All of the ingredients are on the counter above, although not easy to distinguish one from the other. I started by chopping up an onion, some green pepper and a fennel bulb. I ended up with about 1 cup of onion and about 3/4 cup of green pepper. I don't use fennel much. I cut off the pretty green frond-y part, and cut off the root remnant and washed the remaining bulb. I did not peel it. I cut it in half and then sliced up each half. I ended up with about 1 cup of fennel slices. I smushed up 3 garlic cloves. Then I put 3 (or so) tablespoons of olive oil in the big red enameled pot and added the vegetables as well as about 1to 1-1/2 teaspoons of salt and 3/4 teaspoon of red pepper flakes. I cooked this mixture over medium heat (stirring some) until the onions were soft/translucent.
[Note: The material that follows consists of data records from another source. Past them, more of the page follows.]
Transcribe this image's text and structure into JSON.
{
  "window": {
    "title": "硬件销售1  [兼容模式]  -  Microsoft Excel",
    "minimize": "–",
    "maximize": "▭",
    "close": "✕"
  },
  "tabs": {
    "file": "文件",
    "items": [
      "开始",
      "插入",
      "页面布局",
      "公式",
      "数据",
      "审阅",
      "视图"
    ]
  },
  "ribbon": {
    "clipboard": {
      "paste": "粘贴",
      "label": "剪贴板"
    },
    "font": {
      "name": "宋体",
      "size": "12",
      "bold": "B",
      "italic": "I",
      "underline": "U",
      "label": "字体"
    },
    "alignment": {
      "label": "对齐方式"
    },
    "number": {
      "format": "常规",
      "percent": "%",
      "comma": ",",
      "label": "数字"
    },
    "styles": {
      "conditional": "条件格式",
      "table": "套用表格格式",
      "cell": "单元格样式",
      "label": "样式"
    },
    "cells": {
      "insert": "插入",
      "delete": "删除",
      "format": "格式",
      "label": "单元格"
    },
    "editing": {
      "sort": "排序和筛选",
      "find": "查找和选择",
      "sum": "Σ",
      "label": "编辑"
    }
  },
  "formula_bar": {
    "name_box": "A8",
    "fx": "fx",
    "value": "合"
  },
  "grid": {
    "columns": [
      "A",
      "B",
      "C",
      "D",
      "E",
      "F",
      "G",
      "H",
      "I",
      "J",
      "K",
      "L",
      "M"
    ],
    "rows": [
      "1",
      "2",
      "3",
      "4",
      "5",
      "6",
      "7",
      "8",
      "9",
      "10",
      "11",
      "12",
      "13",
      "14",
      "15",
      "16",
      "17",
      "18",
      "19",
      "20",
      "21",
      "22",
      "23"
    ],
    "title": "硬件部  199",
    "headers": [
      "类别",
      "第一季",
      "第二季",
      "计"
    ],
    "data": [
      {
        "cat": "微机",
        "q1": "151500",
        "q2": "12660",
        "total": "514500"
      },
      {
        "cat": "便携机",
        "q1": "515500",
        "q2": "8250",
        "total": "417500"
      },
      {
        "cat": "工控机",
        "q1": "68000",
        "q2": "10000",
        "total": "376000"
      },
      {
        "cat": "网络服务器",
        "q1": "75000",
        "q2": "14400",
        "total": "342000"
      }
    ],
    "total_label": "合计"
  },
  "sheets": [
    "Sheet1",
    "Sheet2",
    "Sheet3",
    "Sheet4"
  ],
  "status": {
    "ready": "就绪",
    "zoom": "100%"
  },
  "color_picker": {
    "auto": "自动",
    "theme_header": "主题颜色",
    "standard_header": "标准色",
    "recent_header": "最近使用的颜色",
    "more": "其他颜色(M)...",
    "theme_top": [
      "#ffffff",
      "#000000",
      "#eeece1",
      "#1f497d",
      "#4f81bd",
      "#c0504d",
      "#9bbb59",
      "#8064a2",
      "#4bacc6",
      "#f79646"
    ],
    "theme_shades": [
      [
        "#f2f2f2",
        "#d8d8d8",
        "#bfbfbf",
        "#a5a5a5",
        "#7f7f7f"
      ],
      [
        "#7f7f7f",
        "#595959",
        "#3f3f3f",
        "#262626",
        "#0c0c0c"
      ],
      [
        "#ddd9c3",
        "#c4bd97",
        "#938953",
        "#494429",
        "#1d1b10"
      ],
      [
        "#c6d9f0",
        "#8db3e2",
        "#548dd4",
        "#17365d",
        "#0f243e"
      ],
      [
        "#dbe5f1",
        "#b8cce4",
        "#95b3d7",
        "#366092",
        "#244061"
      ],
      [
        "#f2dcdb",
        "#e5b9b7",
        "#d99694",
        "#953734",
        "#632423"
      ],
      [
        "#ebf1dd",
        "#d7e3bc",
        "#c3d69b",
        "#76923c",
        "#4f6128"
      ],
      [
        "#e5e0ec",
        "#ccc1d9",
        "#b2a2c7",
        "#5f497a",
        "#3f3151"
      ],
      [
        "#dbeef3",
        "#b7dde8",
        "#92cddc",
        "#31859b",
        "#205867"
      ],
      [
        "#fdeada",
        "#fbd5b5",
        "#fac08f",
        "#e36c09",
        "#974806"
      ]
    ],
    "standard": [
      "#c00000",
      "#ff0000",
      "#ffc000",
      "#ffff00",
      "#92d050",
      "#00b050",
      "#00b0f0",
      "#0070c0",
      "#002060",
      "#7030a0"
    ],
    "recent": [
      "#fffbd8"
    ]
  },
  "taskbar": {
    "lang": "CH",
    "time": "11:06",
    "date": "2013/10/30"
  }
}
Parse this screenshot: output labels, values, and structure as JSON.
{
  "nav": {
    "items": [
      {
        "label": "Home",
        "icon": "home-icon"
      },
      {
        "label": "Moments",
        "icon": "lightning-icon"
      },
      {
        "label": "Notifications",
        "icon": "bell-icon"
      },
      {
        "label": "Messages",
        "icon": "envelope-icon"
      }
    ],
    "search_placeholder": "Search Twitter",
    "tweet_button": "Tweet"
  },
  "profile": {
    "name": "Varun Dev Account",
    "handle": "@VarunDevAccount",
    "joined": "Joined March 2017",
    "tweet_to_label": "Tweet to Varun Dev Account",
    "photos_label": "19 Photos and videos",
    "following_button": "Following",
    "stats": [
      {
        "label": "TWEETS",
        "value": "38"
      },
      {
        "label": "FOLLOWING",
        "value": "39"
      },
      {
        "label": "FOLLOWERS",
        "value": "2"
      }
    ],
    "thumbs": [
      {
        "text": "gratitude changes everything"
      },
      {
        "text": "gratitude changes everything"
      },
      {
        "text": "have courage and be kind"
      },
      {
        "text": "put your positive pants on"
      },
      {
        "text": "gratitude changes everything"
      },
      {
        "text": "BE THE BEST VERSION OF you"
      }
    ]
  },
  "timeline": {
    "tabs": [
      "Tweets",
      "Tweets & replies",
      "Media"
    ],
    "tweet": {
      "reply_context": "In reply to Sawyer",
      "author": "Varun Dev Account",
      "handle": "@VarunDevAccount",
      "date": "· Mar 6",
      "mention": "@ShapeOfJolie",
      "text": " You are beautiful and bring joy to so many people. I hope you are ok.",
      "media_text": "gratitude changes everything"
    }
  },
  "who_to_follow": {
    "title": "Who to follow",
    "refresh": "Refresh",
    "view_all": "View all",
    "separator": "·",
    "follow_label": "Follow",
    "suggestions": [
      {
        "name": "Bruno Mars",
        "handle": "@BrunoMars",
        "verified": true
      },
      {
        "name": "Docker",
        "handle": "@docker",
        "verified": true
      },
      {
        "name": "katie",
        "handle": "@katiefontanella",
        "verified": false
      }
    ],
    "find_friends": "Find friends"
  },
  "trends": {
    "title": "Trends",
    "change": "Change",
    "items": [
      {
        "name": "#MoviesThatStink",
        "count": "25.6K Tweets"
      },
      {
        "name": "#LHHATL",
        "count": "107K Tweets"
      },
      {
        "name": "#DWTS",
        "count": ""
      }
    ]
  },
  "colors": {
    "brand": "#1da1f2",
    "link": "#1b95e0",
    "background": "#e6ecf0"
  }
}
Then I added a quart of frozen chicken stock (the lump in the left side of the pot), 2 cans of diced tomatoes, 1 bottle of clam juice, 2 tablespoons of tomato paste and maybe a cup of wine. I used the wine to rinse out the tomato cans. I let that simmer for about 30 minutes, which was good because that let the frozen chicken stock thaw out and get acquainted with the other ingredients.




Meanwhile, I cleaned the shrimp and cut up the sole into smallish chunks (say 1" squares) and rinsed the scallops.  Then I added all the seafood to the pot and put a lid on it and let it cook for 5 minutes or maybe 10 minutes until 1) the clams were open, 2) the shrimp were pink, 3) the scallops were translucent and 4) ditto with the sole.




I added a splash of rice wine vinegar and put it on the table. While the soup was cooking, I made rice. Put a spoonful of rice in the bottom of your bowl, add a couple of ladles of soup and it's supper.




Odds and Ends

Have I mentioned dandelions?  They do show up in the garden. The task it to dig them up before they turn into one of those puff balls. Sometimes when I am watching the Cubs baseball game I will take a break and go dig up 25 dandelions.

Gardening can now start earlier and earlier. It is light out at 6:15.

Someone was asking me about the bluebells. I explained that in a month they would all be gone. The garden would be different. There would be leaves on all the trees. The orchids would be outside. So would the cacti and the orchid cacti. And then there will be lilies and lilium and caladium.

It just keeps on coming.

If you have read here to the end, I appreciate that. Sometimes I think I put too much in, each week. Your comments and reply emails keep me going too.
Philip